Alternatively, you can give your dog something else to do when you’re having your meals instead of staying at the table begging. Consider putting your dog’s bowl near the table during mealtime to help them think they’re dining with you. You may also keep your Dachshund in their crate or room while eating so they won’t disturb you.
Chewing is a normal behavior for dogs, including Dachshunds. However, excessive chewing isn’t desirable, as it can cause damage to your belongings and potentially harm your dog. It can cause dental problems for the dog, including tooth decay or tooth loss.
Moreover, if your dog is chewing on something they’re not supposed to, they could ingest it. That may induce choking and other digestive problems.
What To Do?
Ensure that your Dachshund is getting enough physical and mental exercise. Bored dogs are more likely to engage in destructive chewing, so providing your dog with plenty of opportunities to run, play, and explore can help prevent this problem.
If you find them chewing the furniture, electrical wires, shoes, or anything else, interrupt the behavior by making a loud noise, such as clapping your hands and redirecting them to a chew toy.
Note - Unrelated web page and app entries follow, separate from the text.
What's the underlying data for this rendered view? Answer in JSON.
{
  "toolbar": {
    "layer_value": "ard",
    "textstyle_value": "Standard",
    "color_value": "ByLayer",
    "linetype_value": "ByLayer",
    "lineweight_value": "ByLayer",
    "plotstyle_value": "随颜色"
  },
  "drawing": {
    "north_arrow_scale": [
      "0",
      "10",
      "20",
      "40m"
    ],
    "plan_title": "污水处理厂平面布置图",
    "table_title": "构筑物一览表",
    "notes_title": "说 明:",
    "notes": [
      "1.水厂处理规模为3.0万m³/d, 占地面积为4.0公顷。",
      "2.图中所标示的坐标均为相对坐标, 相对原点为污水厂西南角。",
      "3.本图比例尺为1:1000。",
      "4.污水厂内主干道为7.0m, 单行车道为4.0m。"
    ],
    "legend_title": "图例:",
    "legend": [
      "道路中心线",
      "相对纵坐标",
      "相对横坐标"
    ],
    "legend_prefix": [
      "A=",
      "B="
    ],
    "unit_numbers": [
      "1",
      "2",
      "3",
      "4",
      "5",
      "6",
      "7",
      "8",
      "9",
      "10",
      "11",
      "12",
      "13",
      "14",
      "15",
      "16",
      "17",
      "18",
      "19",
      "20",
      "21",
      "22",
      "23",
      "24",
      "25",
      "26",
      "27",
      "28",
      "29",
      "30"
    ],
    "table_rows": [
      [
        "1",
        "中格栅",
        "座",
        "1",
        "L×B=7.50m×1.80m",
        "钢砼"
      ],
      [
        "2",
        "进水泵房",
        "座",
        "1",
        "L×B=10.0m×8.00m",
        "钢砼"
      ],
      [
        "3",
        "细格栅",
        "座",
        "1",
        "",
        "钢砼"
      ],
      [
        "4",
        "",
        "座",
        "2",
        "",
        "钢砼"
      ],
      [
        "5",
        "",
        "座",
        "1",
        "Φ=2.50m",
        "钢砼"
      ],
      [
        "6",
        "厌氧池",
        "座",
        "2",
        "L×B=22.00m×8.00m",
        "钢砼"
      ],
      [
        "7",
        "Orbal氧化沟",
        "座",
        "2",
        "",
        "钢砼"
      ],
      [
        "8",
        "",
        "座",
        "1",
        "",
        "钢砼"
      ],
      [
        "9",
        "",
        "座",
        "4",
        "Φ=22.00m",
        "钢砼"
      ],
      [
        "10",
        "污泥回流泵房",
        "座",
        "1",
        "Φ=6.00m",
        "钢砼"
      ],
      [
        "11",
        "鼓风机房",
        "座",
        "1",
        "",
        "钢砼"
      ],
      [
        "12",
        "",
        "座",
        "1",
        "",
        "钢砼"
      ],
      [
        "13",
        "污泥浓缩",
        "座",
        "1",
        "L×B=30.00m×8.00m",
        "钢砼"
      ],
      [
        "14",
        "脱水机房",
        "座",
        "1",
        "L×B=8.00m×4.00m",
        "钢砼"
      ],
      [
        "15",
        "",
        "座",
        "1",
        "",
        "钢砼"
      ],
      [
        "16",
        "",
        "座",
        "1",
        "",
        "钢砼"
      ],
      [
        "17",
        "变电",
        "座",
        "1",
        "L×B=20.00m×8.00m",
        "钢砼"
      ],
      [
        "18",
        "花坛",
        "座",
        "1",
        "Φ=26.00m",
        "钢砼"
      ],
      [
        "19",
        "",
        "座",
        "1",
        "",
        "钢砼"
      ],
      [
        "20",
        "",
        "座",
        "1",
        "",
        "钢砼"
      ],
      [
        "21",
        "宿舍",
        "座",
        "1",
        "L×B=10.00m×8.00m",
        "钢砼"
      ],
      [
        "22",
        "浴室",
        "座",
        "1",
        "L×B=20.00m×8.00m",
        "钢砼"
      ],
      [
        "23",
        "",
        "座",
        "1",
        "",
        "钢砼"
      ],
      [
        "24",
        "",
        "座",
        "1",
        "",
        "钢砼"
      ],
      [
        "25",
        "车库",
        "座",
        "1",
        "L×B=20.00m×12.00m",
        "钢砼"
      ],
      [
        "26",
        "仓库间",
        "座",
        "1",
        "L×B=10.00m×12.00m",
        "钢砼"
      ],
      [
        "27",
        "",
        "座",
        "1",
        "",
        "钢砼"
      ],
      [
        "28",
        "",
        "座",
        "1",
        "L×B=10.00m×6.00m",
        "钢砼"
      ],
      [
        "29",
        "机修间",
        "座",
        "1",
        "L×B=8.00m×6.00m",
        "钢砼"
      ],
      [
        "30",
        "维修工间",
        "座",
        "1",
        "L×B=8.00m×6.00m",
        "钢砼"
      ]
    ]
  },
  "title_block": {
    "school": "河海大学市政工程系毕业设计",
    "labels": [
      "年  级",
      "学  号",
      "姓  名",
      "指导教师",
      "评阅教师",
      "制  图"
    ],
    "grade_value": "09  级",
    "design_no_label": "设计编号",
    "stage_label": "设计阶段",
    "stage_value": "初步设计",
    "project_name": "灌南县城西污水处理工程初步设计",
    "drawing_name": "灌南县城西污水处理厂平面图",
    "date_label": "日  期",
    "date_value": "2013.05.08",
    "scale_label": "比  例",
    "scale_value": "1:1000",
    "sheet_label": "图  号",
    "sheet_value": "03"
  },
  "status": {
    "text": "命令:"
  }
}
That teaches them that chewing on certain things is not acceptable.
Furthermore, use a deterrent spray on your expensive furniture. Refrain from confusing your dog by giving them unwanted household items, such as worn-out shoes and torn pillows. That will ensure they learn the distinction between appropriate and inappropriate chewing.
Dachshunds are small, energetic dogs that everyone would want to own. However, like all breeds, they can sometimes exhibit unwanted behaviors. The most prevalent Dachshund behavior problems include barking excessively, chewing, begging for food, and separation anxiety.
The key to dealing with behavior problems in Dachshunds is to be patient and consistent. By providing your Dachshund with the right environment and training, you can help them overcome these issues and become happy, well-behaved dogs. It is always best to consult a veterinarian or professional dog trainer if you are concerned about your Dachshund behavior.